Coming to an Airport Near You
While electric flight is both fun and interesting—especially to engineers—it may impact you sooner than you think. Every major city and most smaller ones have general aviation airports. The Taurus G2 and numerous others like it would make quiet, inexpensive air taxis practical. Not only are the planes inexpensive—about the cost of a high-end car—they’re extremely inexpensive to operate, highly reliable, quiet, and essentially non-polluting. Instead of fighting the traffic between New York and Boston or San Jose and Sacramento you would be able to hop a quick, cheap flight there and gaze smugly down at the congestion below.
So there you have it. Electric boats and cars—been there, done that. Stay tuned for electric aircraft.
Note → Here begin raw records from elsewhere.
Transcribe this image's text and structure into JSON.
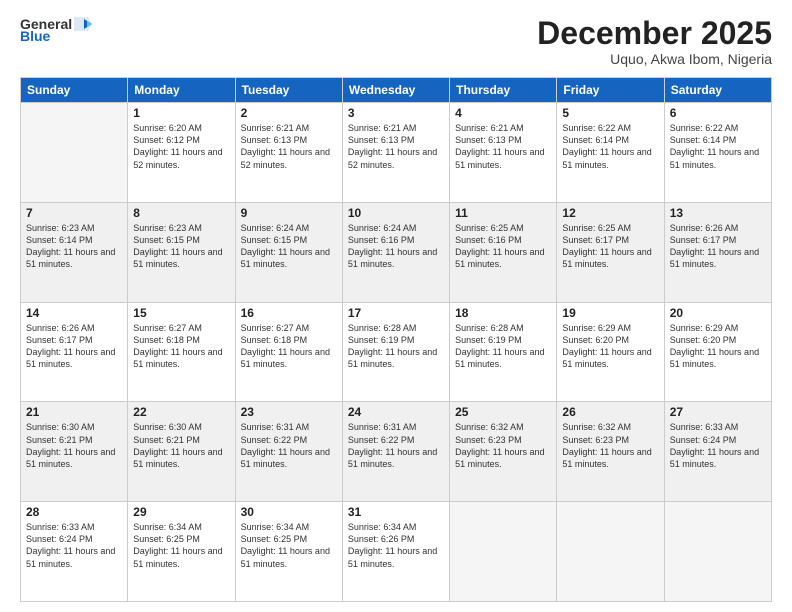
{
  "header": {
    "logo_line1": "General",
    "logo_line2": "Blue",
    "month": "December 2025",
    "location": "Uquo, Akwa Ibom, Nigeria"
  },
  "weekdays": [
    "Sunday",
    "Monday",
    "Tuesday",
    "Wednesday",
    "Thursday",
    "Friday",
    "Saturday"
  ],
  "weeks": [
    [
      {
        "day": "",
        "sunrise": "",
        "sunset": "",
        "daylight": ""
      },
      {
        "day": "1",
        "sunrise": "Sunrise: 6:20 AM",
        "sunset": "Sunset: 6:12 PM",
        "daylight": "Daylight: 11 hours and 52 minutes."
      },
      {
        "day": "2",
        "sunrise": "Sunrise: 6:21 AM",
        "sunset": "Sunset: 6:13 PM",
        "daylight": "Daylight: 11 hours and 52 minutes."
      },
      {
        "day": "3",
        "sunrise": "Sunrise: 6:21 AM",
        "sunset": "Sunset: 6:13 PM",
        "daylight": "Daylight: 11 hours and 52 minutes."
      },
      {
        "day": "4",
        "sunrise": "Sunrise: 6:21 AM",
        "sunset": "Sunset: 6:13 PM",
        "daylight": "Daylight: 11 hours and 51 minutes."
      },
      {
        "day": "5",
        "sunrise": "Sunrise: 6:22 AM",
        "sunset": "Sunset: 6:14 PM",
        "daylight": "Daylight: 11 hours and 51 minutes."
      },
      {
        "day": "6",
        "sunrise": "Sunrise: 6:22 AM",
        "sunset": "Sunset: 6:14 PM",
        "daylight": "Daylight: 11 hours and 51 minutes."
      }
    ],
    [
      {
        "day": "7",
        "sunrise": "Sunrise: 6:23 AM",
        "sunset": "Sunset: 6:14 PM",
        "daylight": "Daylight: 11 hours and 51 minutes."
      },
      {
        "day": "8",
        "sunrise": "Sunrise: 6:23 AM",
        "sunset": "Sunset: 6:15 PM",
        "daylight": "Daylight: 11 hours and 51 minutes."
      },
      {
        "day": "9",
        "sunrise": "Sunrise: 6:24 AM",
        "sunset": "Sunset: 6:15 PM",
        "daylight": "Daylight: 11 hours and 51 minutes."
      },
      {
        "day": "10",
        "sunrise": "Sunrise: 6:24 AM",
        "sunset": "Sunset: 6:16 PM",
        "daylight": "Daylight: 11 hours and 51 minutes."
      },
      {
        "day": "11",
        "sunrise": "Sunrise: 6:25 AM",
        "sunset": "Sunset: 6:16 PM",
        "daylight": "Daylight: 11 hours and 51 minutes."
      },
      {
        "day": "12",
        "sunrise": "Sunrise: 6:25 AM",
        "sunset": "Sunset: 6:17 PM",
        "daylight": "Daylight: 11 hours and 51 minutes."
      },
      {
        "day": "13",
        "sunrise": "Sunrise: 6:26 AM",
        "sunset": "Sunset: 6:17 PM",
        "daylight": "Daylight: 11 hours and 51 minutes."
      }
    ],
    [
      {
        "day": "14",
        "sunrise": "Sunrise: 6:26 AM",
        "sunset": "Sunset: 6:17 PM",
        "daylight": "Daylight: 11 hours and 51 minutes."
      },
      {
        "day": "15",
        "sunrise": "Sunrise: 6:27 AM",
        "sunset": "Sunset: 6:18 PM",
        "daylight": "Daylight: 11 hours and 51 minutes."
      },
      {
        "day": "16",
        "sunrise": "Sunrise: 6:27 AM",
        "sunset": "Sunset: 6:18 PM",
        "daylight": "Daylight: 11 hours and 51 minutes."
      },
      {
        "day": "17",
        "sunrise": "Sunrise: 6:28 AM",
        "sunset": "Sunset: 6:19 PM",
        "daylight": "Daylight: 11 hours and 51 minutes."
      },
      {
        "day": "18",
        "sunrise": "Sunrise: 6:28 AM",
        "sunset": "Sunset: 6:19 PM",
        "daylight": "Daylight: 11 hours and 51 minutes."
      },
      {
        "day": "19",
        "sunrise": "Sunrise: 6:29 AM",
        "sunset": "Sunset: 6:20 PM",
        "daylight": "Daylight: 11 hours and 51 minutes."
      },
      {
        "day": "20",
        "sunrise": "Sunrise: 6:29 AM",
        "sunset": "Sunset: 6:20 PM",
        "daylight": "Daylight: 11 hours and 51 minutes."
      }
    ],
    [
      {
        "day": "21",
        "sunrise": "Sunrise: 6:30 AM",
        "sunset": "Sunset: 6:21 PM",
        "daylight": "Daylight: 11 hours and 51 minutes."
      },
      {
        "day": "22",
        "sunrise": "Sunrise: 6:30 AM",
        "sunset": "Sunset: 6:21 PM",
        "daylight": "Daylight: 11 hours and 51 minutes."
      },
      {
        "day": "23",
        "sunrise": "Sunrise: 6:31 AM",
        "sunset": "Sunset: 6:22 PM",
        "daylight": "Daylight: 11 hours and 51 minutes."
      },
      {
        "day": "24",
        "sunrise": "Sunrise: 6:31 AM",
        "sunset": "Sunset: 6:22 PM",
        "daylight": "Daylight: 11 hours and 51 minutes."
      },
      {
        "day": "25",
        "sunrise": "Sunrise: 6:32 AM",
        "sunset": "Sunset: 6:23 PM",
        "daylight": "Daylight: 11 hours and 51 minutes."
      },
      {
        "day": "26",
        "sunrise": "Sunrise: 6:32 AM",
        "sunset": "Sunset: 6:23 PM",
        "daylight": "Daylight: 11 hours and 51 minutes."
      },
      {
        "day": "27",
        "sunrise": "Sunrise: 6:33 AM",
        "sunset": "Sunset: 6:24 PM",
        "daylight": "Daylight: 11 hours and 51 minutes."
      }
    ],
    [
      {
        "day": "28",
        "sunrise": "Sunrise: 6:33 AM",
        "sunset": "Sunset: 6:24 PM",
        "daylight": "Daylight: 11 hours and 51 minutes."
      },
      {
        "day": "29",
        "sunrise": "Sunrise: 6:34 AM",
        "sunset": "Sunset: 6:25 PM",
        "daylight": "Daylight: 11 hours and 51 minutes."
      },
      {
        "day": "30",
        "sunrise": "Sunrise: 6:34 AM",
        "sunset": "Sunset: 6:25 PM",
        "daylight": "Daylight: 11 hours and 51 minutes."
      },
      {
        "day": "31",
        "sunrise": "Sunrise: 6:34 AM",
        "sunset": "Sunset: 6:26 PM",
        "daylight": "Daylight: 11 hours and 51 minutes."
      },
      {
        "day": "",
        "sunrise": "",
        "sunset": "",
        "daylight": ""
      },
      {
        "day": "",
        "sunrise": "",
        "sunset": "",
        "daylight": ""
      },
      {
        "day": "",
        "sunrise": "",
        "sunset": "",
        "daylight": ""
      }
    ]
  ]
}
You hopefully won’t have to stay tuned for long, and it will be worth the wait.